Mr Briggs said although Ms Bell-Henselin was unlikely to win the seat, her votes could decide who did.

"Even if Tracy Bell-Henselin was able to jump ahead of Labor and finish second on 25 November the preference flow from Labor's Brent Hampstead would ensure Andrew Powell was returned. Tracy Bell-Henselin can still affect the outcome, however, as her preferences will no doubt determine the winner in the seat," he said.  


Galaxy is also predicting Bonney, a new seat on the Gold Coast, will come down to the wire with a 50-50 two-party preferred result.
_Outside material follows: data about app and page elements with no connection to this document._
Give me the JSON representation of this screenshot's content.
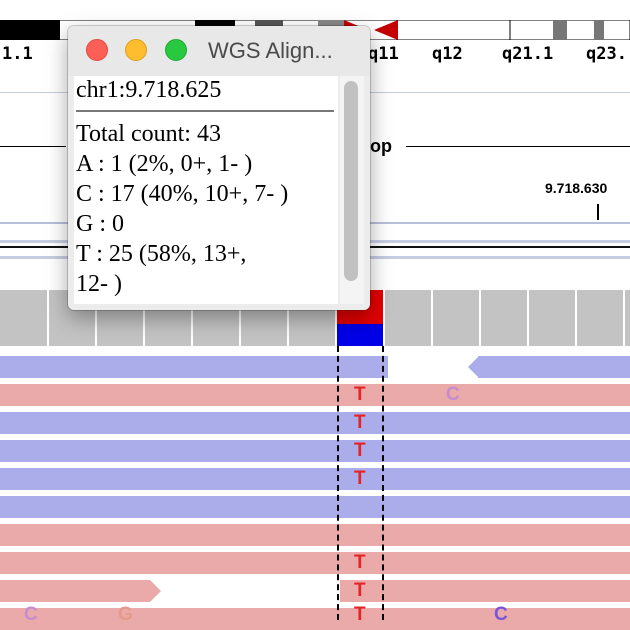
{
  "ideogram": {
    "band_labels": [
      "1.1",
      "q11",
      "q12",
      "q21.1",
      "q23."
    ]
  },
  "tracks": {
    "gene_label": "op",
    "position_label": "9.718.630"
  },
  "popup": {
    "title": "WGS Align...",
    "locus": "chr1:9.718.625",
    "lines": [
      "Total count: 43",
      "A : 1 (2%, 0+, 1- )",
      "C : 17 (40%, 10+, 7- )",
      "G : 0",
      "T : 25 (58%, 13+,",
      "12- )"
    ]
  },
  "reads": {
    "bases": [
      "T",
      "C",
      "T",
      "T",
      "T",
      "T",
      "T",
      "T",
      "C",
      "G",
      "C"
    ]
  },
  "colors": {
    "forward_read": "#eaaaa9",
    "reverse_read": "#abacea",
    "mismatch_T": "#e5242a",
    "coverage_gray": "#c3c3c3",
    "coverage_red": "#e30000",
    "coverage_blue": "#0000e6"
  }
}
LNP's Sam O'Connor is leading in the primary vote with 45 per cent, ahead of Labor's Rowan Holzberger on 39 per cent and the Greens' Avin Javanmard on 9 per cent.

Mr Briggs said despite Mr Holzberger trailing, preferences will make the seat one to watch.

"However, with no One Nation candidate, the Greens will finish third in the seat and a strong preference flow from Greens candidate Amin Javanmard will ensure a close result," he said. -NewsRegional

News Corp Australia

Philip’s unconventional royal romance

Premium Content Philip’s unconventional royal romance

Prince Philip’s rather unconventional romance blossomed into love

Philip’s deep bond with Australia

Premium Content Philip’s deep bond with Australia

Prince Philip visited Australia an astonishing 35 times.

Traffic diverted after girl trapped in highway crash

Premium Content Traffic diverted after girl trapped in highway crash

A teenage girl was trapped in wreckage following a Warrego Hwy crash